TOKYO/HONG KONG -- Microsoft is going ahead with efforts to acquire TikTok in the U.S after holding direct talks with U.S. President Donald Trump, who has threatened to ban the China-owned app over security concerns.
The CEO of TikTok's owner ByteDance also admitted in an internal memo on Monday that the company was being forced to sell its U.S. operation but was in talks to work out how it could continue to serve U.S. users.
The statements are the first public confirmations that Microsoft is seeking to acquire TikTok from ByteDance after weeks of escalating pressure on the app's U.S. operations from Washington.
Microsoft said its talks with ByteDance would end by the middle of next month, in effect giving the two companies around six weeks to reach a deal.

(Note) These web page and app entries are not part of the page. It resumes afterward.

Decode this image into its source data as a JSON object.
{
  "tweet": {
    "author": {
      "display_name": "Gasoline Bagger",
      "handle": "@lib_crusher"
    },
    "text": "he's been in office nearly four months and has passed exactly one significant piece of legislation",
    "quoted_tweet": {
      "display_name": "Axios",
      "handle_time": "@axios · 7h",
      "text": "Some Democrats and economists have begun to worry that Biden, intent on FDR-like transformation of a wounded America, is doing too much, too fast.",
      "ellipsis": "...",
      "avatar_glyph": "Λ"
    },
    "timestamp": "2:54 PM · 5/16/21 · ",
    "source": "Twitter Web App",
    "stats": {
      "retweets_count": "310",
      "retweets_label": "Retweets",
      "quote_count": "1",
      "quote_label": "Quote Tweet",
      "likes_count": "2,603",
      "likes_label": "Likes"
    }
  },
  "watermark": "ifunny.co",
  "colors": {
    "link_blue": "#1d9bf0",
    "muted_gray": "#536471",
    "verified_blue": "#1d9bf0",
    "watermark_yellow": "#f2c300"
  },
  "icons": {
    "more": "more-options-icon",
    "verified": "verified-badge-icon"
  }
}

The deal would see Microsoft buying the TikTok service in the U.S., Canada, Australia, and New Zealand, the U.S. tech group said, adding that it may invite other American investors to purchase minority stakes.
"Following a conversation between Microsoft CEO Satya Nadella and President Donald J. Trump, Microsoft is prepared to continue discussions to explore a purchase of TikTok in the United States," Microsoft said in a statement on Sunday.
"Microsoft will move quickly to pursue discussions with TikTok's parent company, ByteDance, in a matter of weeks, and in any event completing these discussions no later than September 15, 2020," it added.
TikTok has become hugely popular among users in the U.S but has been under intense scrutiny from the Trump administration, which is considering a ban over its contention that American data would be transferred to China.
The Committee on Foreign Investment in the U.S. (CFIUS), an interagency body including representatives from the Treasury and Commerce departments, has scrutinised ByteDance over its acquisition in 2017 of Musical.ly, which later became TikTok.
"TikTok cannot stay in the current format because it risks sending back information on 100 million Americans," Treasury Secretary Steven Mnuchin said on Sunday.
Zhang Yiming, the CEO of ByteDance, admitted that his efforts to collaborate with CFIUS over its probe of the Musical.ly deal did not generate a desirable outcome.
"Despite our emphasis as a privately-owned company and our willingness to provide more solutions to address [regulators] concern, CFIUS has still decided that ByteDance must sell TikTok's US operation, which we disagree with," Zhang told his team, according to an internal memo sent to employees and reviewed by the Nikkei on Monday.
"We will not give up exploring all the possibilities," Zhang said in the memo.
Without naming Microsoft, he also said that ByteDance is "in a preliminary discussion with a tech company on possible collaboration to figure out a way to ensure that TikTok could continue serving U.S. users."
The attempt by Microsoft and ByteDance to salvage a TikTok deal comes as the Trump administration weighs wider action against China-owned apps in the U.S. -- part of an escalating battle over technology between Washington and Beijing.
Secretary of State Mike Pompeo said that Trump would take action in the coming days on "a broad array of national security risks that are presented by software connected to the Chinese Communist Party."
Microsoft argued in its statement that having a U.S. owner would ease security risks over TikTok's popular short video app. "This new structure would build on the experience TikTok users currently love, while adding world-class security, privacy, and digital safety protections," Microsoft said.
Microsoft said it would ensure that all the private data from TikTok's American users "is transferred to and remains in the United States".
Additional reporting by Yifan Yu in Palo Alto